|Clasificación internacional||C09K8/42, E21B33/16|
|Clasificación cooperativa||Y10S507/928, C09K8/42, E21B33/16|
|Clasificación europea||E21B33/16, C09K8/42|
|21 Ene 1986||AS||Assignment|
Owner name: AMOCO CORPORATION
Free format text: CHANGE OF NAME;ASSIGNOR:STANDARD OIL COMPANY;REEL/FRAME:004558/0872
Effective date: 19850423
Owner name: AMOCO CORPORATION,ILLINOIS
Free format text: CHANGE OF NAME;ASSIGNOR:STANDARD OIL COMPANY;REEL/FRAME:004558/0872
Effective date: 19850423
|21 May 1987||FPAY||Fee payment|
Year of fee payment: 4
|2 Jul 1991||FPAY||Fee payment|
Year of fee payment: 8
|8 Ago 1995||REMI||Maintenance fee reminder mailed|
|31 Dic 1995||LAPS||Lapse for failure to pay maintenance fees|

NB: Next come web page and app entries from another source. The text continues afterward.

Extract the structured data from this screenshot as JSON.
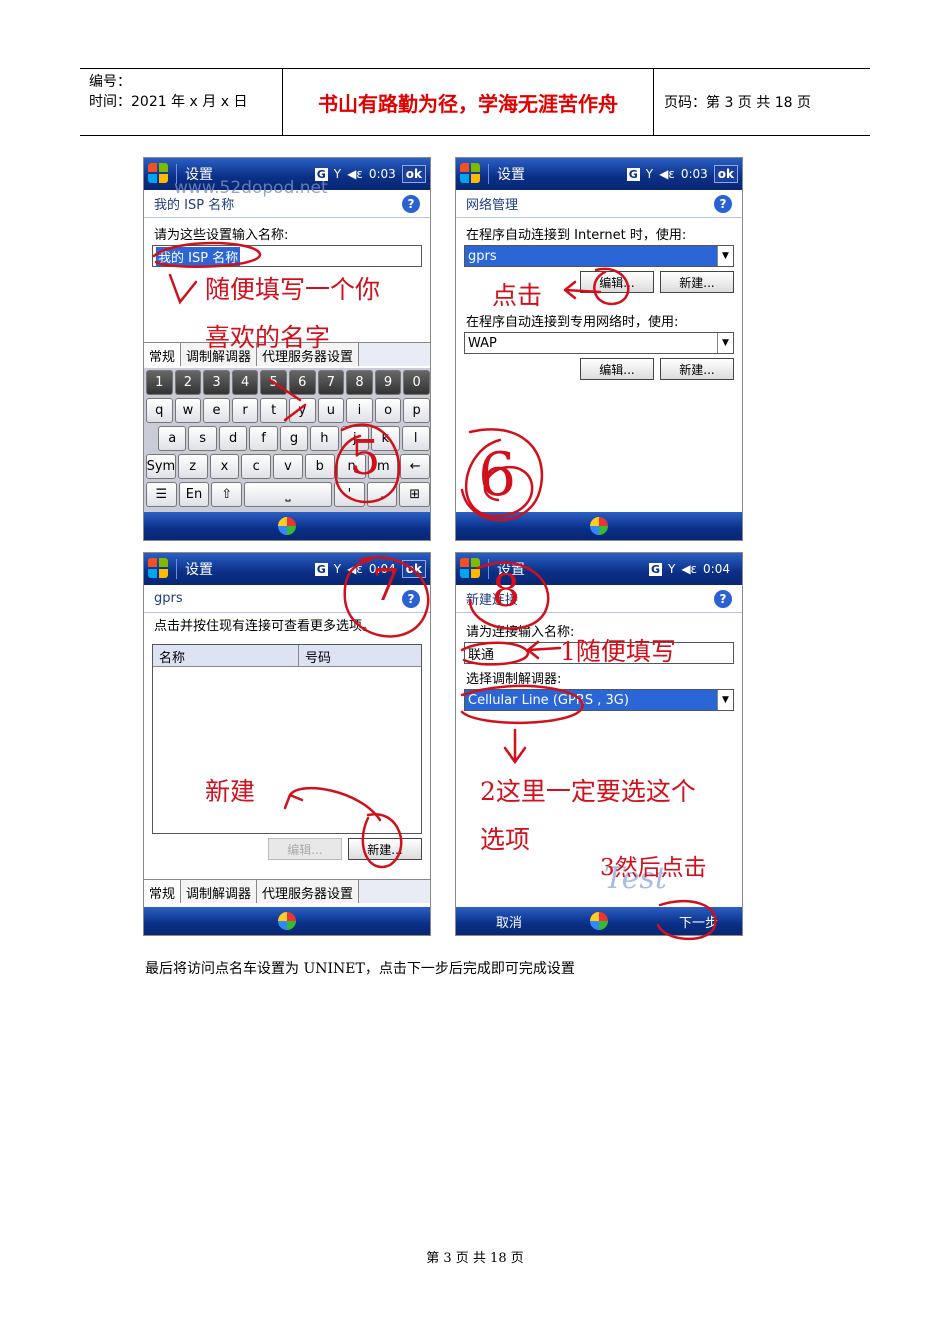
{
  "header": {
    "number_label": "编号：",
    "date_label": "时间：2021 年 x 月 x 日",
    "motto": "书山有路勤为径，学海无涯苦作舟",
    "page_label": "页码：第 3 页  共 18 页"
  },
  "screen1": {
    "title": "设置",
    "time": "0:03",
    "ok": "ok",
    "subtitle": "我的 ISP 名称",
    "watermark": "www.52dopod.net",
    "prompt": "请为这些设置输入名称:",
    "input_value": "我的 ISP 名称",
    "tabs": [
      "常规",
      "调制解调器",
      "代理服务器设置"
    ],
    "keys_row1": [
      "1",
      "2",
      "3",
      "4",
      "5",
      "6",
      "7",
      "8",
      "9",
      "0"
    ],
    "keys_row2": [
      "q",
      "w",
      "e",
      "r",
      "t",
      "y",
      "u",
      "i",
      "o",
      "p"
    ],
    "keys_row3": [
      "a",
      "s",
      "d",
      "f",
      "g",
      "h",
      "j",
      "k",
      "l"
    ],
    "keys_row4": [
      "Sym",
      "z",
      "x",
      "c",
      "v",
      "b",
      "n",
      "m",
      "←"
    ],
    "keys_row5": [
      "☰",
      "En",
      "⇧",
      "⎵",
      "'",
      ".",
      "⊞"
    ],
    "annotation": "随便填写一个你喜欢的名字",
    "annotation_line1": "随便填写一个你",
    "annotation_line2": "喜欢的名字"
  },
  "screen2": {
    "title": "设置",
    "time": "0:03",
    "ok": "ok",
    "subtitle": "网络管理",
    "prompt1": "在程序自动连接到 Internet 时，使用:",
    "combo1": "gprs",
    "prompt2": "在程序自动连接到专用网络时，使用:",
    "combo2": "WAP",
    "edit_btn": "编辑...",
    "new_btn": "新建...",
    "annotation": "点击"
  },
  "screen3": {
    "title": "设置",
    "time": "0:04",
    "ok": "ok",
    "subtitle": "gprs",
    "hint": "点击并按住现有连接可查看更多选项。",
    "col_name": "名称",
    "col_number": "号码",
    "edit_btn": "编辑...",
    "new_btn": "新建...",
    "tabs": [
      "常规",
      "调制解调器",
      "代理服务器设置"
    ],
    "annotation": "新建"
  },
  "screen4": {
    "title": "设置",
    "time": "0:04",
    "subtitle": "新建连接",
    "prompt1": "请为连接输入名称:",
    "name_value": "联通",
    "prompt2": "选择调制解调器:",
    "modem_value": "Cellular Line (GPRS , 3G)",
    "cancel": "取消",
    "next": "下一步",
    "annotation1": "1随便填写",
    "annotation2_line1": "2这里一定要选这个",
    "annotation2_line2": "选项",
    "annotation3": "3然后点击"
  },
  "step_numbers": [
    "5",
    "6",
    "7",
    "8"
  ],
  "caption": "最后将访问点名车设置为 UNINET，点击下一步后完成即可完成设置",
  "footer": "第 3 页 共 18 页"
}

|5 Mar 1996||FP||Expired due to failure to pay maintenance fee|
Effective date: 19960103